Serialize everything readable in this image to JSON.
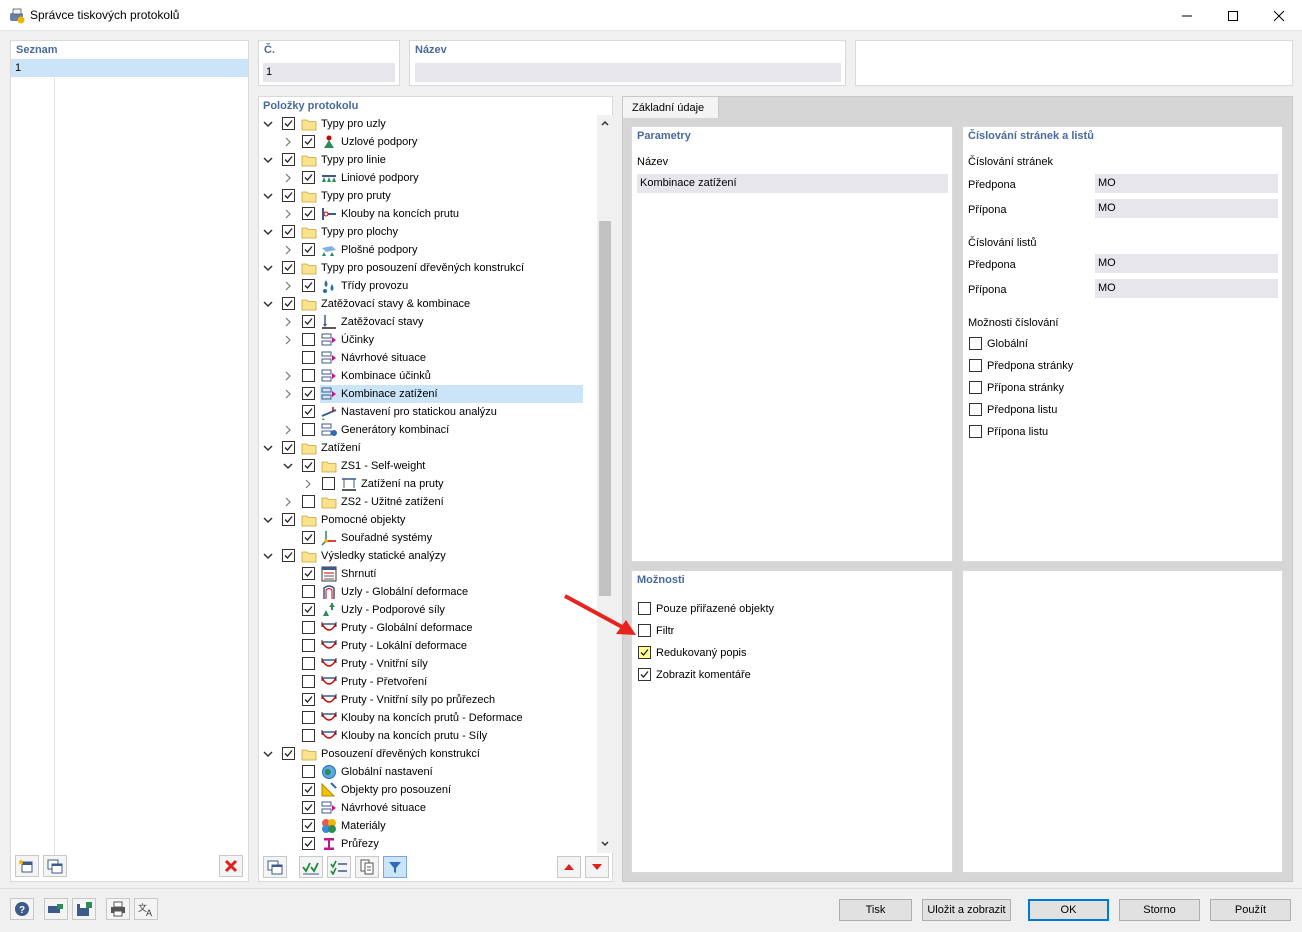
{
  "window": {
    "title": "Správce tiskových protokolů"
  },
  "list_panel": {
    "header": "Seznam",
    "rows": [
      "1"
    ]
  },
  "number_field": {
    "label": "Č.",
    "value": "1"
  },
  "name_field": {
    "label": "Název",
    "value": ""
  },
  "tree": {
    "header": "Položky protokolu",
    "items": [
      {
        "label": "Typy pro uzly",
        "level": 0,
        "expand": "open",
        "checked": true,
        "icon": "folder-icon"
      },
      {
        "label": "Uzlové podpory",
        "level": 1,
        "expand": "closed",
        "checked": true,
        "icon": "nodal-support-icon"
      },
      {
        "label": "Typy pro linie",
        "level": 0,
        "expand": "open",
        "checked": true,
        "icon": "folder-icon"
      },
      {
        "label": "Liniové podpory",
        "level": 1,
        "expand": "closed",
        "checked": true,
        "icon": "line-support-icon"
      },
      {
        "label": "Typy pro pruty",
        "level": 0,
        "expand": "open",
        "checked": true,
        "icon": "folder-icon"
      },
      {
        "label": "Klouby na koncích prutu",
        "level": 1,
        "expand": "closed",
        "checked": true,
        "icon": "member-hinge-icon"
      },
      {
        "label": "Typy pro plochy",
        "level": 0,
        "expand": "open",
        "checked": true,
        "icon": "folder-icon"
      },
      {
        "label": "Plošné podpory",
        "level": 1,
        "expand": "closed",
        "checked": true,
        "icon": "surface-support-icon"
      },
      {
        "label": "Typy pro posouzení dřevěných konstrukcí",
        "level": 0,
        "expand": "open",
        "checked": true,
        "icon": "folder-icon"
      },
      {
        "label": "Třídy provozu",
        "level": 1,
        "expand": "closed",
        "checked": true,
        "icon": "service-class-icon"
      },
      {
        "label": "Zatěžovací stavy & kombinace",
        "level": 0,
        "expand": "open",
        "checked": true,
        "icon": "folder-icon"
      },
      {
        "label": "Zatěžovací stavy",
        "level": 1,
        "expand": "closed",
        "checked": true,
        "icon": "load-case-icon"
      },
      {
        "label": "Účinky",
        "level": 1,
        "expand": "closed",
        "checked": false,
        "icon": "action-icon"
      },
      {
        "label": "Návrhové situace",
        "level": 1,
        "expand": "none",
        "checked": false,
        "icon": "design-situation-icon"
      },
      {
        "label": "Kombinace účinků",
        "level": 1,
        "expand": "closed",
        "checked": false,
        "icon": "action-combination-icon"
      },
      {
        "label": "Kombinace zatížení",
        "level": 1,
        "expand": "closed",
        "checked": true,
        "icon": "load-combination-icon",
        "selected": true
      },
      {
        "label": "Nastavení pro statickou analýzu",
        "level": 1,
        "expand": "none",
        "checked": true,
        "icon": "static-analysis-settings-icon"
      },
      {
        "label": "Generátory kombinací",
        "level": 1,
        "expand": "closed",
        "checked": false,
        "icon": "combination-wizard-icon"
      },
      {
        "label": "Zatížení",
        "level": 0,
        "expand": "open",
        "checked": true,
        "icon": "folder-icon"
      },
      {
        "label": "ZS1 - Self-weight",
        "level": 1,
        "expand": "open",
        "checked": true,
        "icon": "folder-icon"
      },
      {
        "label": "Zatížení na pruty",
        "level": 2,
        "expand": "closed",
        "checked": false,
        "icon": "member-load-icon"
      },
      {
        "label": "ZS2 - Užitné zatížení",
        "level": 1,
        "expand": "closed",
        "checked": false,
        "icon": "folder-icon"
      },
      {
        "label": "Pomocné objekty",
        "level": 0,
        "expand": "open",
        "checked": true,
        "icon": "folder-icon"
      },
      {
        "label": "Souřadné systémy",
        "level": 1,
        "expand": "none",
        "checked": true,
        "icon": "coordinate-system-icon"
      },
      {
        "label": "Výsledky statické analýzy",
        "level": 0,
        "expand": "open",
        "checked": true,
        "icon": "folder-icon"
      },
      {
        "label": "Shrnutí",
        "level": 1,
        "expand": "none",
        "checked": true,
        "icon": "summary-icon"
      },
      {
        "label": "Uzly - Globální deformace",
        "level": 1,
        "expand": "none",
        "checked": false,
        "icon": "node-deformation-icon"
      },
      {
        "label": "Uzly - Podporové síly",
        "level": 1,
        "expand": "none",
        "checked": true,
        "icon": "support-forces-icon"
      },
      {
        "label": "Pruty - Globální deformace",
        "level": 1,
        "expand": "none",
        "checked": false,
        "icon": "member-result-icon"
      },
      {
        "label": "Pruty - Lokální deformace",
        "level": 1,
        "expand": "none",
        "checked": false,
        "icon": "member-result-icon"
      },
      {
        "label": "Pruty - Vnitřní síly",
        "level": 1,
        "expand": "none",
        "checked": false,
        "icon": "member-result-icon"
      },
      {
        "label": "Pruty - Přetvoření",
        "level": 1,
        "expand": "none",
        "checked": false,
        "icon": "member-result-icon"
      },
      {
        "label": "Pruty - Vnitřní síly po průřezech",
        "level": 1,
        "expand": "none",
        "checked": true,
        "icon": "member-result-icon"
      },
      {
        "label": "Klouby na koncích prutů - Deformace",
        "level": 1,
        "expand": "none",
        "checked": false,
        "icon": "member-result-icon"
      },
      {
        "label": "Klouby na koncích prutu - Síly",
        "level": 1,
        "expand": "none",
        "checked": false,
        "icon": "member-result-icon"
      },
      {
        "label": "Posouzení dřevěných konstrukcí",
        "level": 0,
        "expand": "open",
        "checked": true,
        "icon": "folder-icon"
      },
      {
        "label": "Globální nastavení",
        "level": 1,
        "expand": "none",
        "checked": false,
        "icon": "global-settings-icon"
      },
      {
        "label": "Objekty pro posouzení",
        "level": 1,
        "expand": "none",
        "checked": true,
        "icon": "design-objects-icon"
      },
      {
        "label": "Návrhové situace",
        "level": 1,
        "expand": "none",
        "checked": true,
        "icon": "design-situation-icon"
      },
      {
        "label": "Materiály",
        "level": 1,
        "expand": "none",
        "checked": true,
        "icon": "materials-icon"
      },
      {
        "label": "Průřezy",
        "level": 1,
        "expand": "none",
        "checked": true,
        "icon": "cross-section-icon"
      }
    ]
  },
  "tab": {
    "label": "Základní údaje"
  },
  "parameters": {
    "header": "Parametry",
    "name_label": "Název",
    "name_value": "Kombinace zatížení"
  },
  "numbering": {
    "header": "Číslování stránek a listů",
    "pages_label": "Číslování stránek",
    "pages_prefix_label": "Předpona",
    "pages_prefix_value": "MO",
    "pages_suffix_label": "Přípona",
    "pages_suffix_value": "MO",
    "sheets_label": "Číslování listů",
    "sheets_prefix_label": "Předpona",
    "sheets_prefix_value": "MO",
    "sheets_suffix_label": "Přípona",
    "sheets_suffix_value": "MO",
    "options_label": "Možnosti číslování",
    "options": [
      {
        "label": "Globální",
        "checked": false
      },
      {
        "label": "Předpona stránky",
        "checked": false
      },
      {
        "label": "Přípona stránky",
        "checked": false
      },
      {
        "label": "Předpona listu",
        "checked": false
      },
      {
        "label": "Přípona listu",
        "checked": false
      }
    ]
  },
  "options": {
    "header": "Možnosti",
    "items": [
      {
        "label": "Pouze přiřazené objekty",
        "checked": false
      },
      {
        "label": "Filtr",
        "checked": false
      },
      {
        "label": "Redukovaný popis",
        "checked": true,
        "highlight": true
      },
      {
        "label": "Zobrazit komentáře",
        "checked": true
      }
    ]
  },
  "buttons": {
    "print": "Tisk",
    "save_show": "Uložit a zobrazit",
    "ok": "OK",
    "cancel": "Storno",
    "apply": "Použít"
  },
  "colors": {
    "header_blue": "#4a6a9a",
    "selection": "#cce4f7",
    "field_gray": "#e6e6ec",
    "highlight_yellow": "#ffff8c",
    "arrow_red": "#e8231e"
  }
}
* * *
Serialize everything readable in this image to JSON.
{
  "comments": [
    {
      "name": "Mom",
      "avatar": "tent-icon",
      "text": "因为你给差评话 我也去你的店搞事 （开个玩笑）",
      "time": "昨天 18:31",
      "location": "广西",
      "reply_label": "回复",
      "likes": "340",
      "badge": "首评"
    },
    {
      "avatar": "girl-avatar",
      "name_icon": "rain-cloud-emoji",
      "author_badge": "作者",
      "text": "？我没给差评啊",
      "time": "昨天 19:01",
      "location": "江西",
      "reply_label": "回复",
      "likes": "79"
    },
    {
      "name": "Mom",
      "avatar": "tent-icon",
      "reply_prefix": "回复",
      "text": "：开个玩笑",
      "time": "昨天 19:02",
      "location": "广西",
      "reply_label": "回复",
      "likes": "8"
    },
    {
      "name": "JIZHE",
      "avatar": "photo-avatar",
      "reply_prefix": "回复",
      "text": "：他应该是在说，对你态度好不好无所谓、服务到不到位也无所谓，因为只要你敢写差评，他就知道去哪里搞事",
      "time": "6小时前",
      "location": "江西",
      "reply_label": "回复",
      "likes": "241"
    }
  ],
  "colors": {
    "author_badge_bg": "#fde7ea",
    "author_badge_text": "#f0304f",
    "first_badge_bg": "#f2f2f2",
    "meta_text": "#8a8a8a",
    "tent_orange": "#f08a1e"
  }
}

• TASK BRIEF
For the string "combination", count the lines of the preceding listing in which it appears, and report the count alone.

• SOLVED PROBLEM
3